I still would like to try to Cusco Juke rear sway bar, but just can't get behind spending $300 for such a small increase in roll stiffness. As mentioned somewhere else on the web, the Juke doesn't have near the weight over the back wheels that the Leaf does, so anything made for the Juke would need to be even more robust for a Leaf...theoretically. But, I'm also starting to think that it couldn't hurt (except the pain to my wallet) to try it out. I'll keep my eyes peeled for a used one cuz I'm not interested in $300 for just a rear sway bar.Wheels/Tires:

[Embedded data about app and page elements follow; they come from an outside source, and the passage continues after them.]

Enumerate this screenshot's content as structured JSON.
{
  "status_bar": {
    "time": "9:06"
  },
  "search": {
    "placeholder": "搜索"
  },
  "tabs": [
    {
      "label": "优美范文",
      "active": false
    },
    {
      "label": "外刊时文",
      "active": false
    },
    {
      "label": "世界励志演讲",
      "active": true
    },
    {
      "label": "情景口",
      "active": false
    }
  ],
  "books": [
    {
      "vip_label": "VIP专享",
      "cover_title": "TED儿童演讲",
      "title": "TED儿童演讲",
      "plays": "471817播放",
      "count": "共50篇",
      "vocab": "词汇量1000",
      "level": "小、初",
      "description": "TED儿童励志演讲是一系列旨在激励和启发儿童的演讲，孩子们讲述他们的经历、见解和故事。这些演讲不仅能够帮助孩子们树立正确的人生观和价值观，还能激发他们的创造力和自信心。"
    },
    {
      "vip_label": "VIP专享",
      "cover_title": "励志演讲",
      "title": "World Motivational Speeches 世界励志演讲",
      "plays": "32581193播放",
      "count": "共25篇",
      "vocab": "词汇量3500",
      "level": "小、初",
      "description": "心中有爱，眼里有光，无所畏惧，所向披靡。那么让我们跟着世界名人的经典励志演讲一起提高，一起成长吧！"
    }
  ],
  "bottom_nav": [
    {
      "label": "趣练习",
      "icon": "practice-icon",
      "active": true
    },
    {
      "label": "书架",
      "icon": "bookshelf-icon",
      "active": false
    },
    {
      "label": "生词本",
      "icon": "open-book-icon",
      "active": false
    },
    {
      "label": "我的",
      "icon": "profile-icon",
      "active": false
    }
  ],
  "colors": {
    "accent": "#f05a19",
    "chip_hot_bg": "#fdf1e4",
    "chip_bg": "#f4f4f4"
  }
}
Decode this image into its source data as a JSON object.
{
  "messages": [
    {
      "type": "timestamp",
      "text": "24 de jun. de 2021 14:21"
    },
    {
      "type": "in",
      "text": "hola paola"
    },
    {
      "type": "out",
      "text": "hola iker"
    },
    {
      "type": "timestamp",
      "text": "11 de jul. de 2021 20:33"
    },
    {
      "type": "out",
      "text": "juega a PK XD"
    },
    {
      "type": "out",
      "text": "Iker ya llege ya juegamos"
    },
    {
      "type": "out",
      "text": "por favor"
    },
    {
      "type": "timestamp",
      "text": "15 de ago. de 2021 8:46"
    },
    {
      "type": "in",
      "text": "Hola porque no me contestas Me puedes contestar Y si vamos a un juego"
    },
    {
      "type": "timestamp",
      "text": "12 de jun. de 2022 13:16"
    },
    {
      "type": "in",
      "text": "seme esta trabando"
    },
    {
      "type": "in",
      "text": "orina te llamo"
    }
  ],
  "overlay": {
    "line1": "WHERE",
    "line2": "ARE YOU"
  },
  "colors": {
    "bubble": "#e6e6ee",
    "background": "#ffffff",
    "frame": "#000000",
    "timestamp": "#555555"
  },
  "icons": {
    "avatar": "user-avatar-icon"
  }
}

I've gone thru so many sets of wheels/tires. Just a couple weeks ago, I got a set of 17x8 +28 (pretty aggressive offset) with some COntinental 225/50/17 Extreme Contact Sports for our 2017 Leaf and also put a camber kit in it up front set to full neg camber like I did in my 2013 Leaf. Grip isn't at the 245/45/17 & 17x9 levels with the ultra sticky Bridgestone RE71R tires I had. But, they were also extremely noisy tires...unbearable for such an otherwise serene and smooth car...ruined the nature of the car but handling was INCREDIBLE! (so long as there was no passengers in the back (since the rear susp is already too soft).
I also bought a set of new 18x8 +30 with 225/45/18's cuz they were just too cheap to pass up in the same wheel as the 17x8 I bought. Got a budget tire on there so don't expect much in the way of ultimate grip but the shorter sidewall will tighten up the steering response some.
With the tire setups I chose, they are 1" or so taller than OEM, taking up at least a little of the monstrous fender gap. That also adds ground clearance for parking curbs, steep driveways, etc but creates a bit of an aerodynamic sacrafice, but at road car speeds, those compromises are minimal. If you mount wheels with offsets as aggressive as mine, you WILL WANT TO put a neg camber kit up fron otherwise the top of the tires will poke out beyond the fenders and look dumb. And with a camber kit comes moderately increased tire wear and the need for an alignment.
Any other questions, shoot a reply or PM! =)